*What the task asks*
Show every line from the data below that includes "name".

*Dataset records*
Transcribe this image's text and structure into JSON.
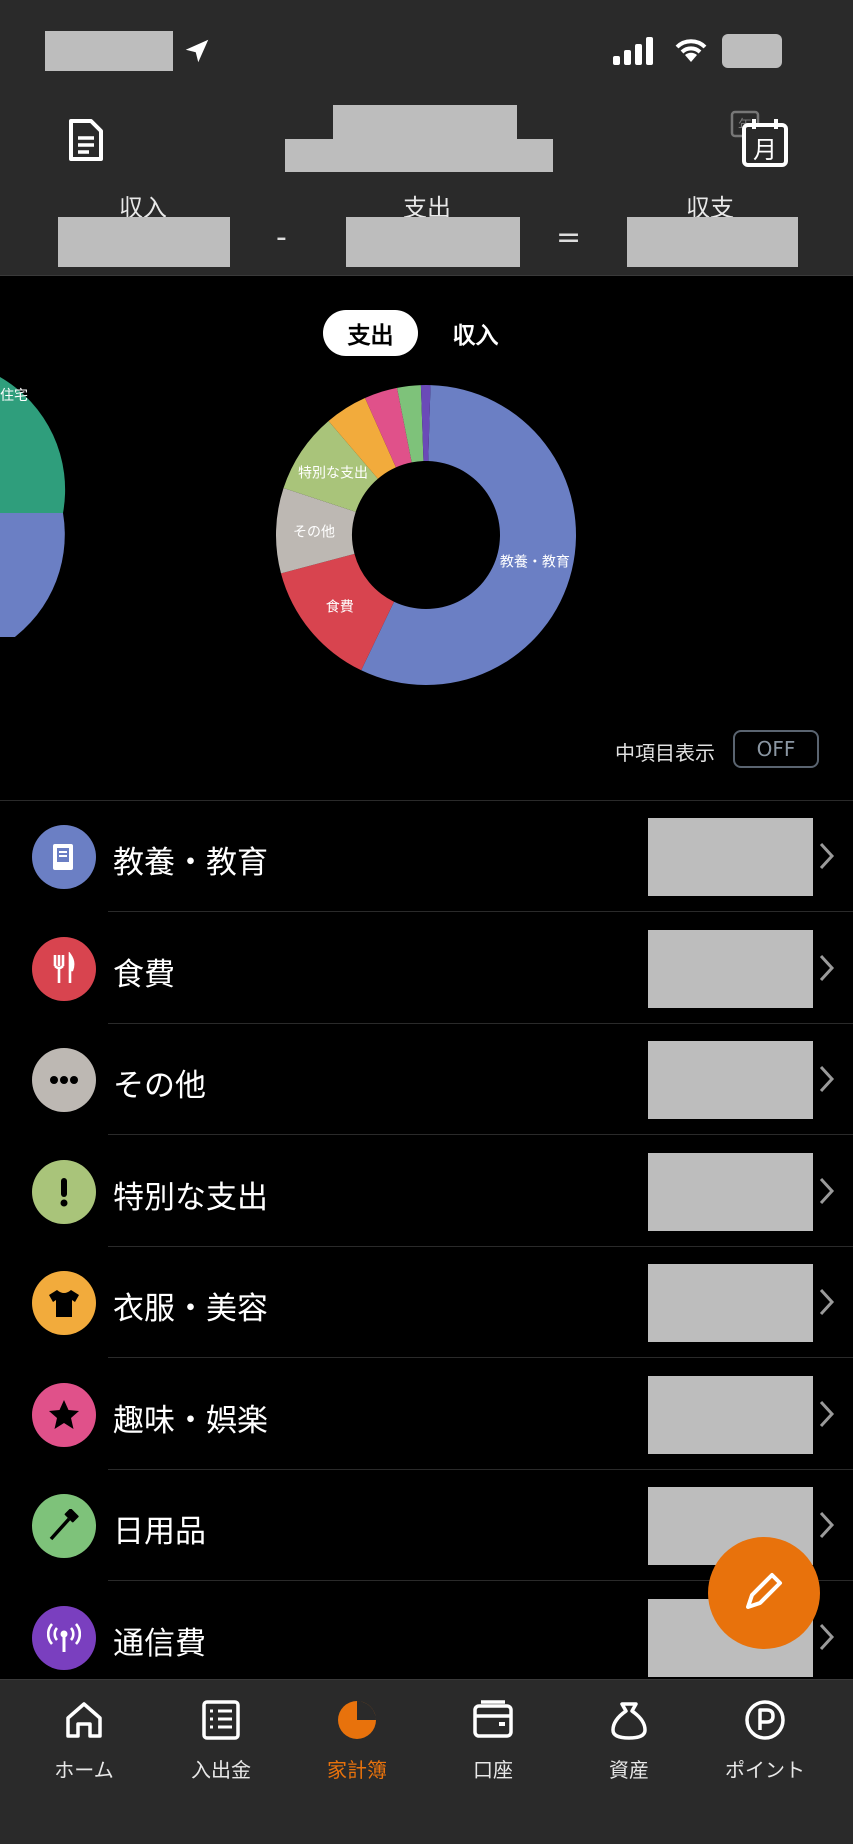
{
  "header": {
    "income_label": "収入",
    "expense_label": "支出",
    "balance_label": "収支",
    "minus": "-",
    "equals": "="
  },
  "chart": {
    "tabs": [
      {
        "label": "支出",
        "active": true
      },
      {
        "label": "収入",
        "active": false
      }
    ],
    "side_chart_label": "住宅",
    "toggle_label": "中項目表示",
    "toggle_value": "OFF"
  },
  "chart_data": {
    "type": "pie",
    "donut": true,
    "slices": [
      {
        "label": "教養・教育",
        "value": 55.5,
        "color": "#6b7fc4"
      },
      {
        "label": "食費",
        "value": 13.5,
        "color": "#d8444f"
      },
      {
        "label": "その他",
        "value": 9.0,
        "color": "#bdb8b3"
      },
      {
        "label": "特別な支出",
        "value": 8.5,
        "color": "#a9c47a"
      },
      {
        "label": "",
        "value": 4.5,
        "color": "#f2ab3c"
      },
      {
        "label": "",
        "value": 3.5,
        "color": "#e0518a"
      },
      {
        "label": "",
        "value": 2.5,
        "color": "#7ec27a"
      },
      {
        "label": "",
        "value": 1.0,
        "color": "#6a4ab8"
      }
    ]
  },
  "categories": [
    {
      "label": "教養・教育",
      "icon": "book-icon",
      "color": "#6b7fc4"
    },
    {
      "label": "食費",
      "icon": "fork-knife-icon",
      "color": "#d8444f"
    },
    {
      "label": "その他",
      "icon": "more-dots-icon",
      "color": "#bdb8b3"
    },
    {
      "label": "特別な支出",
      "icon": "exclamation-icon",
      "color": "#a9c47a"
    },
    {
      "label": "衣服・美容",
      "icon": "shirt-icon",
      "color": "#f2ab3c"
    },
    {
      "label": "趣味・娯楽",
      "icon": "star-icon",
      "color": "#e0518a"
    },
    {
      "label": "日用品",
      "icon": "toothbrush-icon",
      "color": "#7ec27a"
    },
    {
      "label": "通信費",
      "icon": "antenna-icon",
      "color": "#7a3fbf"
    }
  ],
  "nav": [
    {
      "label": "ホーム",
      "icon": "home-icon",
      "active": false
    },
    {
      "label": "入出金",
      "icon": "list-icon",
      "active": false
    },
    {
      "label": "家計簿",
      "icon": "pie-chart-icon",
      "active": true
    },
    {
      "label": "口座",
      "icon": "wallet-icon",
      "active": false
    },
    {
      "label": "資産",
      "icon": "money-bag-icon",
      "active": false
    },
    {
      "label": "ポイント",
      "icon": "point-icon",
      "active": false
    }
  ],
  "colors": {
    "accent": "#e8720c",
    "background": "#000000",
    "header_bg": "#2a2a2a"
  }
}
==
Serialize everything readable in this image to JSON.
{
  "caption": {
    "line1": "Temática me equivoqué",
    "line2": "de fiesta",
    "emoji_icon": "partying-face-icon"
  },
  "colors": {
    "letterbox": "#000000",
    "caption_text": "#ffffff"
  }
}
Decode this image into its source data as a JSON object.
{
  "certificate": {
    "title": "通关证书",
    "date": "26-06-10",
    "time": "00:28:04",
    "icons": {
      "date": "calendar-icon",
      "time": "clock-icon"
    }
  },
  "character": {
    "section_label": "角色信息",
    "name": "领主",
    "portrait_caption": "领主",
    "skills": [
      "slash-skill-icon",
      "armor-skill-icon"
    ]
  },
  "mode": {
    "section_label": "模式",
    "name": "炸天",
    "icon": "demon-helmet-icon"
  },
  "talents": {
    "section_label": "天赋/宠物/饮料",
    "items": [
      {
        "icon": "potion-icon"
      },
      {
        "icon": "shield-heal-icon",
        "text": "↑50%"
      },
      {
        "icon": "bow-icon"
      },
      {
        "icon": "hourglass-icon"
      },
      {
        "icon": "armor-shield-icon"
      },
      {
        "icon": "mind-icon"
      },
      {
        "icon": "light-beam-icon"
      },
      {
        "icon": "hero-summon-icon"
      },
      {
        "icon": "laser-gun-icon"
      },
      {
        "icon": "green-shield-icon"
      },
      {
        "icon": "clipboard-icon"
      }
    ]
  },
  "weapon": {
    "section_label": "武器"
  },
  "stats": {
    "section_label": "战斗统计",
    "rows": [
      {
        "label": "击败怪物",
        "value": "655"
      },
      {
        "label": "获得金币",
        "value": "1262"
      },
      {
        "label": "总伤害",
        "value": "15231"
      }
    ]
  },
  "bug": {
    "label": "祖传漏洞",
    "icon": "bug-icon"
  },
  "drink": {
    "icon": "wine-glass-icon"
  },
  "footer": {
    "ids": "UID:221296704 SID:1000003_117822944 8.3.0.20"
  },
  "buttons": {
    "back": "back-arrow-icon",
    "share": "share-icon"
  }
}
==
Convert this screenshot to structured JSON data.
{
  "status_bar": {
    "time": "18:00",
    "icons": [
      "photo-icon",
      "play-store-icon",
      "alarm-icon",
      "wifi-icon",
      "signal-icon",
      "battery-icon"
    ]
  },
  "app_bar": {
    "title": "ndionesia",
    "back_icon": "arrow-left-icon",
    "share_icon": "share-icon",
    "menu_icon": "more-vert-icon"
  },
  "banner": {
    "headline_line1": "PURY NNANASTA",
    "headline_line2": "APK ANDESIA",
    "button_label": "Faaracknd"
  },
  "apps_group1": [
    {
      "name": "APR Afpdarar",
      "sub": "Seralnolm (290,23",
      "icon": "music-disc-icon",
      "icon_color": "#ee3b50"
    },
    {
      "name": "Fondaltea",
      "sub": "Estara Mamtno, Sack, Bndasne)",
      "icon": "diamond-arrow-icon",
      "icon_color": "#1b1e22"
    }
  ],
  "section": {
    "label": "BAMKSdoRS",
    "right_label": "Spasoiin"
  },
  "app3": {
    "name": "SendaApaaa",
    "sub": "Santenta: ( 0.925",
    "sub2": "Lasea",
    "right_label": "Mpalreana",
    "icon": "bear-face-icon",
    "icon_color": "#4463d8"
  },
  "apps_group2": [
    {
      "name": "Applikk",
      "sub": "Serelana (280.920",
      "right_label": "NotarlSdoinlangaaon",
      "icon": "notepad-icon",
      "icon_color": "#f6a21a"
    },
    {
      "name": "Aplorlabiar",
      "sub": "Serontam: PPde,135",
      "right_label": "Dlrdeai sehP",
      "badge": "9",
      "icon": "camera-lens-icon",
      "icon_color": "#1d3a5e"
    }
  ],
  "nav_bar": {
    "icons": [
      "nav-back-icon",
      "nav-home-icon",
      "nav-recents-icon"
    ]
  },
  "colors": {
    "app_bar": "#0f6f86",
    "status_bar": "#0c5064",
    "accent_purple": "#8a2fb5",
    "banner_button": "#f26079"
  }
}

*Reply*
    "name": "领主",
    "name": "炸天",
      "name": "APR Afpdarar",
      "name": "Fondaltea",
    "name": "SendaApaaa",
      "name": "Applikk",
      "name": "Aplorlabiar",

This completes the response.